Nor is the Abdullah Azzam Brigades the only Sunni jihadist group that could try to bring the Syrian war to Lebanon. As the Wall Street Journal described it, Sunni groups in the northern city of Tripoli have been radicalized by months-long running clashes with the city’s Alawite communities. In March, followers of Salafist Sheikh Ahmed al-Assir engaged in deadly clashes with the Lebanese army that left at least 17 soldiers dead.
A political vacuum in Lebanon has only heightened the power of these radical groups. The government of Prime Minister Najib Mikati, which came to power from the support of Hezbollah and its allies, resigned eight months ago — but the failure to form a new government has left it in power. Those opposed to the Syrian regime criticize it for not doing anything to oppose Hezbollah’s military intervention in Syria. Meanwhile, anti-Assad forces feel that the Lebanese army is too weak to protect them.

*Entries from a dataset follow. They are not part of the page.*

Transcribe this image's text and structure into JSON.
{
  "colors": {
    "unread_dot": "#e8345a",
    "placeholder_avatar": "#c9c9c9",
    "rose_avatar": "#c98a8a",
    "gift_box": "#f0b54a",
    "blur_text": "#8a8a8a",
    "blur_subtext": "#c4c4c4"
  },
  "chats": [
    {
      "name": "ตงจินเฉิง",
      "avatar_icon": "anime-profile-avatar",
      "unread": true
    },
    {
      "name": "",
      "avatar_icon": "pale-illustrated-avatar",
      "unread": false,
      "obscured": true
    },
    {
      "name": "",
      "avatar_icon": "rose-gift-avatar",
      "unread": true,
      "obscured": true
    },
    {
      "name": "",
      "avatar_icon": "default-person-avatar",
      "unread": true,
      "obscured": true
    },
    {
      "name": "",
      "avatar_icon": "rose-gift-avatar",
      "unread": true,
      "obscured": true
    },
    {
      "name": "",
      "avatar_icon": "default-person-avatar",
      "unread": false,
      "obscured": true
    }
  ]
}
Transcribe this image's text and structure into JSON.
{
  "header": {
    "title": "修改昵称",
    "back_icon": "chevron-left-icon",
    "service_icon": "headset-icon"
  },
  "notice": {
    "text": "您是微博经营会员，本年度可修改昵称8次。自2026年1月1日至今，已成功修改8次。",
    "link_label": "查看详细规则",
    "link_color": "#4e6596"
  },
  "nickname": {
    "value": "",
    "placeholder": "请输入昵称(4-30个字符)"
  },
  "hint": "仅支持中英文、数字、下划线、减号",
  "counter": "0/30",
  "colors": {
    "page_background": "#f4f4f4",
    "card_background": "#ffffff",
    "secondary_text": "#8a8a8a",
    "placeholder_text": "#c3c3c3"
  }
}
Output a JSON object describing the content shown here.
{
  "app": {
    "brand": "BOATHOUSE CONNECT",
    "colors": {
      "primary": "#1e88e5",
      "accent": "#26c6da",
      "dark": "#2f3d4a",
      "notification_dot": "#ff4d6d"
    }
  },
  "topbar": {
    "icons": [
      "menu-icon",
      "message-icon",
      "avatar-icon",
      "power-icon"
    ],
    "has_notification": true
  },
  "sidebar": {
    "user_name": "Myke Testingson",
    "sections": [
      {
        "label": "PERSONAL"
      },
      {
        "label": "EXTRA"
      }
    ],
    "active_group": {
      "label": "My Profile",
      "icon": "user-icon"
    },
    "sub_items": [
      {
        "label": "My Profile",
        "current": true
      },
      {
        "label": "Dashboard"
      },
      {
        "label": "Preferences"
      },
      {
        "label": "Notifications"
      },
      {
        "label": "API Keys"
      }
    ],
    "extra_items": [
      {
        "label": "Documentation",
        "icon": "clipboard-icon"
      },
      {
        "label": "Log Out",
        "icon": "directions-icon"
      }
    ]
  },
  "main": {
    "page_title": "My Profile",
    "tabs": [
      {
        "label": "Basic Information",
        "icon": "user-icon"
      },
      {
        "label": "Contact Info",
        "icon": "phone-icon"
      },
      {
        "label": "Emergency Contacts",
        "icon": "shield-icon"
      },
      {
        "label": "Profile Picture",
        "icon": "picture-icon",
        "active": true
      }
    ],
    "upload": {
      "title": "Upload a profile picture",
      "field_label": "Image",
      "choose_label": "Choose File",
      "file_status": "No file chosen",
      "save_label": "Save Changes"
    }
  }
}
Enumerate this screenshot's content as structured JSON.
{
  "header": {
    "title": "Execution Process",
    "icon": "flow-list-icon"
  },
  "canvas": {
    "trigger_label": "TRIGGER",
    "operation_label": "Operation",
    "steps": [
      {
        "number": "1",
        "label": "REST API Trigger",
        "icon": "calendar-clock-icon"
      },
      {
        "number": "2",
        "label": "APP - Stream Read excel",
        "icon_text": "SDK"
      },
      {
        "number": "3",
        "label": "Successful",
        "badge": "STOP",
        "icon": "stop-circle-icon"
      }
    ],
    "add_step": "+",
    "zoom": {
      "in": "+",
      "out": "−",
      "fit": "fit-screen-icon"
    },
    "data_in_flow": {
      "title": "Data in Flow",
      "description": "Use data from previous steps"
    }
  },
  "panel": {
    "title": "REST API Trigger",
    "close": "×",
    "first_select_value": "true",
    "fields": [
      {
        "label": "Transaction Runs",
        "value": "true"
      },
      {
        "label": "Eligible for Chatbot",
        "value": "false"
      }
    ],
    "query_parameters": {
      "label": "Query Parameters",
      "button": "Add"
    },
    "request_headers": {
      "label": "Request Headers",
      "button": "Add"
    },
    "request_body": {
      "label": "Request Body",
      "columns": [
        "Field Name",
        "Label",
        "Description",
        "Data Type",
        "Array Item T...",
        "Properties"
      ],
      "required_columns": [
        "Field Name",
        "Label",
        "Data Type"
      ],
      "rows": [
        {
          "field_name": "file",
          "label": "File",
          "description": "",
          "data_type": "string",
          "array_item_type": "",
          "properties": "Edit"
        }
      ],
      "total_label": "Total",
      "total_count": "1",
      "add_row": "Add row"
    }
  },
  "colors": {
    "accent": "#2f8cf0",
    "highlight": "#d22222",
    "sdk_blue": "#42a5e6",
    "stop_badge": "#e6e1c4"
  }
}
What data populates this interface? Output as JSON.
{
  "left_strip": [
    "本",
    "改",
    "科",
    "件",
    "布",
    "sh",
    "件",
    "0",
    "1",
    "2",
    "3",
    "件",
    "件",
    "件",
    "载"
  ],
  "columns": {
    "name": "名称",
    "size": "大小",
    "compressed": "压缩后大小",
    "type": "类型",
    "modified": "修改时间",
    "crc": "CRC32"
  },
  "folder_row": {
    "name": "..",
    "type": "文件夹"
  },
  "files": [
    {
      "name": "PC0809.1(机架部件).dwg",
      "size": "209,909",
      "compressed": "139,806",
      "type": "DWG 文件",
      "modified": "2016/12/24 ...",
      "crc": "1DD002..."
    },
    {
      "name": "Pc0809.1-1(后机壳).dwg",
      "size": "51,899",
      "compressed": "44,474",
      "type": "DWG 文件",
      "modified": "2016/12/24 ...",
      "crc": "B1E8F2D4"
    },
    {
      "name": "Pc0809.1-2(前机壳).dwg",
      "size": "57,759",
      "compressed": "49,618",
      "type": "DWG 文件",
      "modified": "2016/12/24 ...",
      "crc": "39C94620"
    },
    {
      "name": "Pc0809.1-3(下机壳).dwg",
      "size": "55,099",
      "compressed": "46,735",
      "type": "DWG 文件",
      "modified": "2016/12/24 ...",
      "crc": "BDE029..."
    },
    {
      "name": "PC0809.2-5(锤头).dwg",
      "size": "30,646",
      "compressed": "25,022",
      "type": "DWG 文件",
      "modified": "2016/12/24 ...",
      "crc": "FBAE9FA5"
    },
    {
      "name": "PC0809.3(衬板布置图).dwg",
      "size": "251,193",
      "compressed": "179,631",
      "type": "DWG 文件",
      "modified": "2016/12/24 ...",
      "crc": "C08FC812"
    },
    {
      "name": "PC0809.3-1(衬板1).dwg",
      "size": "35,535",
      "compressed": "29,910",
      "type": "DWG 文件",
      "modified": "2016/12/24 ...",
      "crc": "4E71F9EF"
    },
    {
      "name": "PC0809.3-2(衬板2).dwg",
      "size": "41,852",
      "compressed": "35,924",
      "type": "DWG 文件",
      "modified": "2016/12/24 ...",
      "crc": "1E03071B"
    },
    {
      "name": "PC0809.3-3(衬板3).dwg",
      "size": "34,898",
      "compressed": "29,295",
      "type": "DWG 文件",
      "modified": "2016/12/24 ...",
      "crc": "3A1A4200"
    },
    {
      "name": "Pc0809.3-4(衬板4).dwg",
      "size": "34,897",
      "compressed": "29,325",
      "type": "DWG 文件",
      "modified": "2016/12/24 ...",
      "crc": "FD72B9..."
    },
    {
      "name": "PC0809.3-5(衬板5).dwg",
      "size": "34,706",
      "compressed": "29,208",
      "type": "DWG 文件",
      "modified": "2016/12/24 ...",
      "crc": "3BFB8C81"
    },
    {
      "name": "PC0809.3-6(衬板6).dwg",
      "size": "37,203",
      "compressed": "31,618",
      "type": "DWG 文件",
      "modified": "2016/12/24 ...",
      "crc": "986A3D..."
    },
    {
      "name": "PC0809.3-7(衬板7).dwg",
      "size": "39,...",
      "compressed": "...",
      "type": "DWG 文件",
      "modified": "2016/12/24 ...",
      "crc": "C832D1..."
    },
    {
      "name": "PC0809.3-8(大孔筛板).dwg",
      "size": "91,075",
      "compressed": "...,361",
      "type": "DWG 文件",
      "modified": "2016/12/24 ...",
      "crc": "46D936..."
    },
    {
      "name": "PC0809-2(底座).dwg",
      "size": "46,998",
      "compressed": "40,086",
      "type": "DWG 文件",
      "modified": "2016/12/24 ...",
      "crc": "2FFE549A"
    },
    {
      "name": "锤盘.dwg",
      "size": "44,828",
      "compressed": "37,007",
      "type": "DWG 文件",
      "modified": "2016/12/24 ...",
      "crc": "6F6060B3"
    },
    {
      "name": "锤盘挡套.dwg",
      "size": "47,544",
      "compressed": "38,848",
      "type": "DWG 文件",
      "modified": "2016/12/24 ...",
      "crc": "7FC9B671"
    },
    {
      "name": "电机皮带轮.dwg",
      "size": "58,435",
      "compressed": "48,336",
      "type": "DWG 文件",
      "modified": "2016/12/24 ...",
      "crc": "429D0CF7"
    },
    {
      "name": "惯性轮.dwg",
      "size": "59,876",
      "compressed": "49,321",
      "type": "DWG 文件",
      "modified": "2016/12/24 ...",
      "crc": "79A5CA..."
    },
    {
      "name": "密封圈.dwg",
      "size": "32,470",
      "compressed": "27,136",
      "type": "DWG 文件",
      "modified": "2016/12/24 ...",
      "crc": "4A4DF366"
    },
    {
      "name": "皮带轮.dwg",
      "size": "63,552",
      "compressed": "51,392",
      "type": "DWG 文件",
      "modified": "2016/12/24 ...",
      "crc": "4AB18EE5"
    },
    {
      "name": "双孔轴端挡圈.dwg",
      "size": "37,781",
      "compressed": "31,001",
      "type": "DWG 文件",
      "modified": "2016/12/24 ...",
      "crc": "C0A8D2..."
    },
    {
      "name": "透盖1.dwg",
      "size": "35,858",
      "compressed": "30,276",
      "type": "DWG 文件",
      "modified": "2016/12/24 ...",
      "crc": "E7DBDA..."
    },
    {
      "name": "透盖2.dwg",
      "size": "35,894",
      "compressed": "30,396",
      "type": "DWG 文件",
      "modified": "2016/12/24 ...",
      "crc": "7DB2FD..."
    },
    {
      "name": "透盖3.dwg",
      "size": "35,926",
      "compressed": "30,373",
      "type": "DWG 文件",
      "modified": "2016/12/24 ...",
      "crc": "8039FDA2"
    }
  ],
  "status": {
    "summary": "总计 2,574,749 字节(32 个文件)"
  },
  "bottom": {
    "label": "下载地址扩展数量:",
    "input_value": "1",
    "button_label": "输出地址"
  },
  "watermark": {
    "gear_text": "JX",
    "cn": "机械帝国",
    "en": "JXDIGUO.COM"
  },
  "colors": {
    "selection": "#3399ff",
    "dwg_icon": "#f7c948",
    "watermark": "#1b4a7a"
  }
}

“If you go now to talk to the Lebanese Armed Forces, they will tell you, ‘We don’t talk to Hezbollah, we don’t have connections with them,’” said a retired Lebanese general. “But this is not the truth.”
In such an environment, jihadist groups have gained strength by making the case that Sunnis must protect their co-religionists — by whatever means necessary.
“I’m a moderate, I believe in a political solution,” said Machnouk. “ [The Iranian embassy bombing] will not change my position — I will not agree, and I will contest any time any radical reaction. But I cannot stop it.”
David Kenner is Middle East editor at Foreign Policy.